Absurdly Driven looks at the world of business with a skeptical eye and a firmly rooted tongue in cheek. 

Every time you get on a plane these days, do you wonder how comfortable it will be?

Or how uncomfortable, perhaps?

The inexorable march of airlines sticking more seats into their existing planes is something that doesn't create difficulties just for passengers; it's a problem for airline employees, too.

More customers, less space doesn't make for exactly the ideal working conditions.

Still, the airlines won't stop.

Unless, that is, their own employees tell the CEO -- as happened with American Airlines employees -- that he's gone too far.

You'd think, perhaps, that it's reached the limit. 

But no. 

United Airlines just revealed that it's shoving another, well, 21 seats into its Boeing 757-300 planes.

Yes, there'll now be 234 seats on a single-aisled plane, 210 of them in Economy.

As FlightGlobal reports, the idea is to equip these planes with new, slimmer seats.

This will, of course, leave the airline claiming that passengers have the same amount of space as before.

Even when passengers' own eyes and math skills tell them this isn't the case.

Of course, the more seats you put on existing planes, the less overhead bin space there is for passengers and the longer it takes for them to get off the plane.

On the other hand, the more seats you put on existing planes, the more you tell yourself that you'll make more money and don't have to buy new planes.

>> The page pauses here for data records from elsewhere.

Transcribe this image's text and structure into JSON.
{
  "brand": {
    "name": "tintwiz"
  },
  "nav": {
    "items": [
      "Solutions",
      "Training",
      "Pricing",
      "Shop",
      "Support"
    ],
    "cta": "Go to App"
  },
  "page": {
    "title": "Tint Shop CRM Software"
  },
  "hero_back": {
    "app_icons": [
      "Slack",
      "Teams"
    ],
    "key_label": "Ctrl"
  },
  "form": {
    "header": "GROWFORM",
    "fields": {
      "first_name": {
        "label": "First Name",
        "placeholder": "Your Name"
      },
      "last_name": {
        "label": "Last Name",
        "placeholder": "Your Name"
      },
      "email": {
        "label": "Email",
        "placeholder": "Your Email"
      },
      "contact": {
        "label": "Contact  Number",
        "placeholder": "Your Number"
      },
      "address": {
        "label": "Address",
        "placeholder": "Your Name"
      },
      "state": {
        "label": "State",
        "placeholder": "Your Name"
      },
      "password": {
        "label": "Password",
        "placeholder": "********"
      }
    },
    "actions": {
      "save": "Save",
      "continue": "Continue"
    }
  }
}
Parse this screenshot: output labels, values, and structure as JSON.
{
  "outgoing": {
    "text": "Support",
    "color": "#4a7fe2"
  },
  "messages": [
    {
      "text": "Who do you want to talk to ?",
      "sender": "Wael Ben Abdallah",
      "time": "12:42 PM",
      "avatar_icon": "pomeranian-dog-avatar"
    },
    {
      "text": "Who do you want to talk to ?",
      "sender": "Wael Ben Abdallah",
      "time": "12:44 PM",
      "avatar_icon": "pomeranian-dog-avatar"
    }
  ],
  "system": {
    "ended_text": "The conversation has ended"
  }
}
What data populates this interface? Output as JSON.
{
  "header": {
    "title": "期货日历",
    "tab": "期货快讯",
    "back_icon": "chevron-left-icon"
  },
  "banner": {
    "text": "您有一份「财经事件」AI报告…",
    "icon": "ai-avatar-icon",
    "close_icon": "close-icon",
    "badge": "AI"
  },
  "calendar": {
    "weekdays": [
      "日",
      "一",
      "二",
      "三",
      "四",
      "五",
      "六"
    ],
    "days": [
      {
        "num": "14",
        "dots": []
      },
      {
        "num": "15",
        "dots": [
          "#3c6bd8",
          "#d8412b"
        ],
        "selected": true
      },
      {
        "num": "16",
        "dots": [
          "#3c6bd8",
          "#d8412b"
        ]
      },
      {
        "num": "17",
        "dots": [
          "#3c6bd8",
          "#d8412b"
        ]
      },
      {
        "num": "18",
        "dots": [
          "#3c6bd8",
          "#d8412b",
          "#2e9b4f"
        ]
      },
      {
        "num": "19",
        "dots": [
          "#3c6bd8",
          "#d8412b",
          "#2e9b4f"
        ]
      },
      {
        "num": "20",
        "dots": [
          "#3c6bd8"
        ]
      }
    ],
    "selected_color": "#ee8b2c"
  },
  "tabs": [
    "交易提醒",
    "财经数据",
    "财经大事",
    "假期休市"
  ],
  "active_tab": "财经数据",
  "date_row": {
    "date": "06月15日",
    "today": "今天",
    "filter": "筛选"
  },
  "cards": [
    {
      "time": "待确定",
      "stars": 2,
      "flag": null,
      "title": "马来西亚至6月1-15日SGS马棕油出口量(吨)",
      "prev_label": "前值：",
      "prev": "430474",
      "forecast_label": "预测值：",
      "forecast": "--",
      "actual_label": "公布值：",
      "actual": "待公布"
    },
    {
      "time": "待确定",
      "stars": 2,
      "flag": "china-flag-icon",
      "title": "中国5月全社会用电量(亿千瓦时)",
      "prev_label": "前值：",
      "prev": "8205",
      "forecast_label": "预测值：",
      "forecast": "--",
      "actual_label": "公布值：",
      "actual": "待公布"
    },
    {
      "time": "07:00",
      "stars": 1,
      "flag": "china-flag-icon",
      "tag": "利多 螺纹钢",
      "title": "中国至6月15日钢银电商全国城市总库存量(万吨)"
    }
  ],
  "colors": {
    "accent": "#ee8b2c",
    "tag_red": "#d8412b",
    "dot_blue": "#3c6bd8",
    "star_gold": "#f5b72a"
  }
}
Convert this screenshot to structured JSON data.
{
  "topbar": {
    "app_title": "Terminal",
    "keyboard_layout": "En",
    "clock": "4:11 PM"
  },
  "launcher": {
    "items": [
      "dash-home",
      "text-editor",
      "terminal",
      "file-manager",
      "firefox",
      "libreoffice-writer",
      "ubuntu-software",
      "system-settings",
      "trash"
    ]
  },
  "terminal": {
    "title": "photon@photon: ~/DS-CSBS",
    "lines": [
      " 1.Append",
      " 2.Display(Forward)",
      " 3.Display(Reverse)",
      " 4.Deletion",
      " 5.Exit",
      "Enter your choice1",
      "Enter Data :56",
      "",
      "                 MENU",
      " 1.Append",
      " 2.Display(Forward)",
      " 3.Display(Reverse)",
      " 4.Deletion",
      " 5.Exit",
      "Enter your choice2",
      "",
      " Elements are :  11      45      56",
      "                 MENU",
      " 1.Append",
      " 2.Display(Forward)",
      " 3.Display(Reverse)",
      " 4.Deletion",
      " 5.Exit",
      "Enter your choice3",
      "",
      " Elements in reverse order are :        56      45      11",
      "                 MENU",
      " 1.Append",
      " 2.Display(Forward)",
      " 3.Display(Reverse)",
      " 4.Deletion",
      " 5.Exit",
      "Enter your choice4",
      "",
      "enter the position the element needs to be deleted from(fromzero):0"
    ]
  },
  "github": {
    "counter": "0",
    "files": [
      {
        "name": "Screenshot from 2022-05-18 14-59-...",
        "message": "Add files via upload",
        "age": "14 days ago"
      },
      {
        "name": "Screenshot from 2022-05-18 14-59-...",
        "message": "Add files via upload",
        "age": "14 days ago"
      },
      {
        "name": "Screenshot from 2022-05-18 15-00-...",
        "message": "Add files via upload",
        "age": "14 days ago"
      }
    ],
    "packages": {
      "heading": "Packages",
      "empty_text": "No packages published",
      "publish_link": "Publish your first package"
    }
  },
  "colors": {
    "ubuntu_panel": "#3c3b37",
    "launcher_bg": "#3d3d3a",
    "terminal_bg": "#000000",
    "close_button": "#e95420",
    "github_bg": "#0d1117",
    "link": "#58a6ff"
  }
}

In these times of Basic Economy fares -- or Sub-Cattle Class, as I believe they should be called -- airlines might also be hoping that the lessening of overhead bin space may encourage more people to buy Basic Economy fares. 

Or, more likely, they'll be hoping that there'll be more money to be made from bags that have to be checked.

United isn't even the first to adorn its 757-300s with this many seats. Delta has been even more regressively progressive.

But at least Delta's Sub-Cattle Class fares allow passengers to bring a normal-size carry-on. United's don't.

I contacted United to confirm details of its latest densified move and will update, should the airline respond.

Still, perhaps you're moved by the idea of slimmer seats, ones that United has progressively been inserting into its planes over the past five years. 

Well, those who have experienced them have found them less than conductive to bodily peace.

One reviewer described them as "torture."

So a New Year starts just as the last one finished, with airlines trying to squeeze passengers until they squeal.

And really, how much good has squealing ever done you before?